_Work required_. Output every entry below word for word, without its pictures.

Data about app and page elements
━━━━
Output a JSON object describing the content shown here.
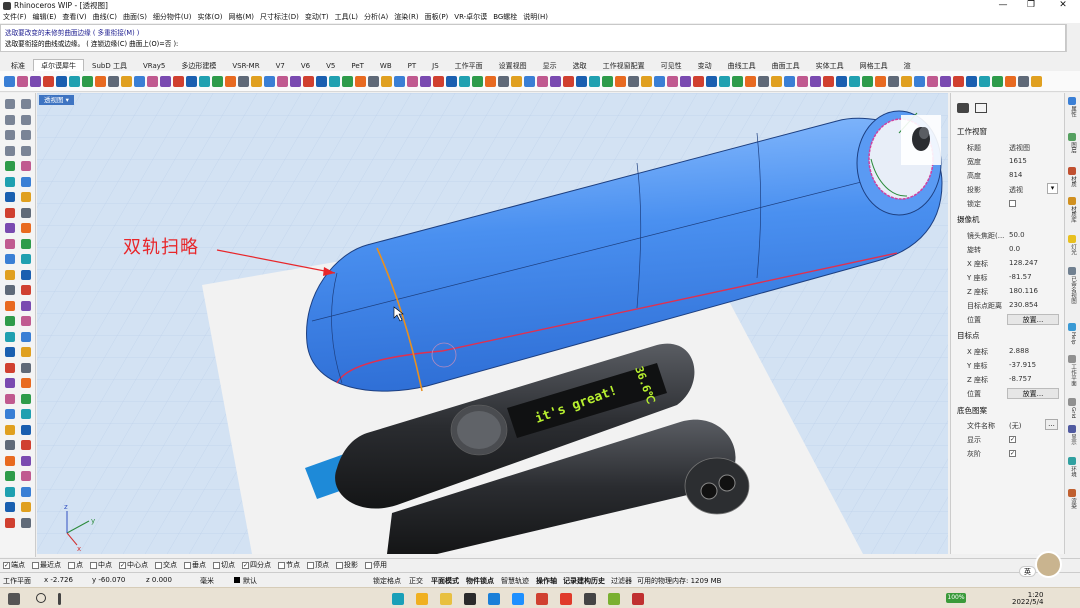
{
  "titlebar": {
    "title": "Rhinoceros WIP - [透视图]",
    "minimize": "—",
    "maximize": "❐",
    "close": "✕"
  },
  "menu": [
    "文件(F)",
    "编辑(E)",
    "查看(V)",
    "曲线(C)",
    "曲面(S)",
    "细分物件(U)",
    "实体(O)",
    "网格(M)",
    "尺寸标注(D)",
    "变动(T)",
    "工具(L)",
    "分析(A)",
    "渲染(R)",
    "面板(P)",
    "VR-卓尔谟",
    "BG螺栓",
    "说明(H)"
  ],
  "command": {
    "line1": "选取要改变的未修剪曲面边缘 ( 多重衔接(M) )",
    "line2": "选取要衔接的曲线或边缘。 ( 连锁边缘(C)  曲面上(O)=否 ):"
  },
  "tabs": [
    "标准",
    "卓尔谟犀牛",
    "SubD 工具",
    "VRay5",
    "多边形建模",
    "VSR-MR",
    "V7",
    "V6",
    "V5",
    "PeT",
    "WB",
    "PT",
    "JS",
    "工作平面",
    "设置视图",
    "显示",
    "选取",
    "工作视窗配置",
    "可见性",
    "变动",
    "曲线工具",
    "曲面工具",
    "实体工具",
    "网格工具",
    "渲"
  ],
  "active_tab_index": 1,
  "viewport": {
    "tab_label": "透视图",
    "annotation": "双轨扫略",
    "screen_text": "it's great!",
    "temp_text": "36.6℃"
  },
  "properties": {
    "section_viewport": "工作视窗",
    "title_label": "标题",
    "title_value": "透视图",
    "width_label": "宽度",
    "width_value": "1615",
    "height_label": "高度",
    "height_value": "814",
    "projection_label": "投影",
    "projection_value": "透视",
    "lock_label": "锁定",
    "section_camera": "摄像机",
    "lens_label": "镜头焦距(...",
    "lens_value": "50.0",
    "rotation_label": "旋转",
    "rotation_value": "0.0",
    "cx_label": "X 座标",
    "cx_value": "128.247",
    "cy_label": "Y 座标",
    "cy_value": "-81.57",
    "cz_label": "Z 座标",
    "cz_value": "180.116",
    "dist_label": "目标点距离",
    "dist_value": "230.854",
    "pos_label": "位置",
    "place_btn": "放置...",
    "section_target": "目标点",
    "tx_label": "X 座标",
    "tx_value": "2.888",
    "ty_label": "Y 座标",
    "ty_value": "-37.915",
    "tz_label": "Z 座标",
    "tz_value": "-8.757",
    "tpos_label": "位置",
    "tplace_btn": "放置...",
    "section_bg": "底色图案",
    "filename_label": "文件名称",
    "filename_value": "(无)",
    "browse": "...",
    "show_label": "显示",
    "gray_label": "灰阶"
  },
  "right_strip": [
    "属性",
    "图层",
    "材质",
    "材质库",
    "灯光",
    "已命名视图",
    "Help",
    "工作平面",
    "Grid",
    "显示",
    "环境",
    "渲染"
  ],
  "osnap": [
    {
      "label": "端点",
      "checked": true
    },
    {
      "label": "最近点",
      "checked": false
    },
    {
      "label": "点",
      "checked": false
    },
    {
      "label": "中点",
      "checked": false
    },
    {
      "label": "中心点",
      "checked": true
    },
    {
      "label": "交点",
      "checked": false
    },
    {
      "label": "垂点",
      "checked": false
    },
    {
      "label": "切点",
      "checked": false
    },
    {
      "label": "四分点",
      "checked": true
    },
    {
      "label": "节点",
      "checked": false
    },
    {
      "label": "顶点",
      "checked": false
    },
    {
      "label": "投影",
      "checked": false
    },
    {
      "label": "停用",
      "checked": false
    }
  ],
  "status": {
    "cplane": "工作平面",
    "x": "x -2.726",
    "y": "y -60.070",
    "z": "z 0.000",
    "unit": "毫米",
    "layer": "默认",
    "lock_grid": "锁定格点",
    "ortho": "正交",
    "planar": "平面模式",
    "osnap": "物件锁点",
    "smart": "智慧轨迹",
    "gumball": "操作轴",
    "history": "记录建构历史",
    "filter": "过滤器",
    "memory": "可用的物理内存: 1209 MB"
  },
  "taskbar": {
    "time": "1:20",
    "date": "2022/5/4",
    "battery": "100%",
    "ime": "英"
  },
  "colors": {
    "accent": "#3e74c2",
    "surface": "#4a90f0",
    "annot": "#e8262a"
  }
}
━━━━
_Your response_.
Output a JSON object describing the content shown here.
{
  "titlebar": {
    "title": "Rhinoceros WIP - [透视图]",
    "minimize": "—",
    "maximize": "❐",
    "close": "✕"
  },
  "menu": [
    "文件(F)",
    "编辑(E)",
    "查看(V)",
    "曲线(C)",
    "曲面(S)",
    "细分物件(U)",
    "实体(O)",
    "网格(M)",
    "尺寸标注(D)",
    "变动(T)",
    "工具(L)",
    "分析(A)",
    "渲染(R)",
    "面板(P)",
    "VR-卓尔谟",
    "BG螺栓",
    "说明(H)"
  ],
  "command": {
    "line1": "选取要改变的未修剪曲面边缘 ( 多重衔接(M) )",
    "line2": "选取要衔接的曲线或边缘。 ( 连锁边缘(C)  曲面上(O)=否 ):"
  },
  "tabs": [
    "标准",
    "卓尔谟犀牛",
    "SubD 工具",
    "VRay5",
    "多边形建模",
    "VSR-MR",
    "V7",
    "V6",
    "V5",
    "PeT",
    "WB",
    "PT",
    "JS",
    "工作平面",
    "设置视图",
    "显示",
    "选取",
    "工作视窗配置",
    "可见性",
    "变动",
    "曲线工具",
    "曲面工具",
    "实体工具",
    "网格工具",
    "渲"
  ],
  "active_tab_index": 1,
  "viewport": {
    "tab_label": "透视图",
    "annotation": "双轨扫略",
    "screen_text": "it's great!",
    "temp_text": "36.6℃"
  },
  "properties": {
    "section_viewport": "工作视窗",
    "title_label": "标题",
    "title_value": "透视图",
    "width_label": "宽度",
    "width_value": "1615",
    "height_label": "高度",
    "height_value": "814",
    "projection_label": "投影",
    "projection_value": "透视",
    "lock_label": "锁定",
    "section_camera": "摄像机",
    "lens_label": "镜头焦距(...",
    "lens_value": "50.0",
    "rotation_label": "旋转",
    "rotation_value": "0.0",
    "cx_label": "X 座标",
    "cx_value": "128.247",
    "cy_label": "Y 座标",
    "cy_value": "-81.57",
    "cz_label": "Z 座标",
    "cz_value": "180.116",
    "dist_label": "目标点距离",
    "dist_value": "230.854",
    "pos_label": "位置",
    "place_btn": "放置...",
    "section_target": "目标点",
    "tx_label": "X 座标",
    "tx_value": "2.888",
    "ty_label": "Y 座标",
    "ty_value": "-37.915",
    "tz_label": "Z 座标",
    "tz_value": "-8.757",
    "tpos_label": "位置",
    "tplace_btn": "放置...",
    "section_bg": "底色图案",
    "filename_label": "文件名称",
    "filename_value": "(无)",
    "browse": "...",
    "show_label": "显示",
    "gray_label": "灰阶"
  },
  "right_strip": [
    "属性",
    "图层",
    "材质",
    "材质库",
    "灯光",
    "已命名视图",
    "Help",
    "工作平面",
    "Grid",
    "显示",
    "环境",
    "渲染"
  ],
  "osnap": [
    {
      "label": "端点",
      "checked": true
    },
    {
      "label": "最近点",
      "checked": false
    },
    {
      "label": "点",
      "checked": false
    },
    {
      "label": "中点",
      "checked": false
    },
    {
      "label": "中心点",
      "checked": true
    },
    {
      "label": "交点",
      "checked": false
    },
    {
      "label": "垂点",
      "checked": false
    },
    {
      "label": "切点",
      "checked": false
    },
    {
      "label": "四分点",
      "checked": true
    },
    {
      "label": "节点",
      "checked": false
    },
    {
      "label": "顶点",
      "checked": false
    },
    {
      "label": "投影",
      "checked": false
    },
    {
      "label": "停用",
      "checked": false
    }
  ],
  "status": {
    "cplane": "工作平面",
    "x": "x -2.726",
    "y": "y -60.070",
    "z": "z 0.000",
    "unit": "毫米",
    "layer": "默认",
    "lock_grid": "锁定格点",
    "ortho": "正交",
    "planar": "平面模式",
    "osnap": "物件锁点",
    "smart": "智慧轨迹",
    "gumball": "操作轴",
    "history": "记录建构历史",
    "filter": "过滤器",
    "memory": "可用的物理内存: 1209 MB"
  },
  "taskbar": {
    "time": "1:20",
    "date": "2022/5/4",
    "battery": "100%",
    "ime": "英"
  },
  "colors": {
    "accent": "#3e74c2",
    "surface": "#4a90f0",
    "annot": "#e8262a"
  }
}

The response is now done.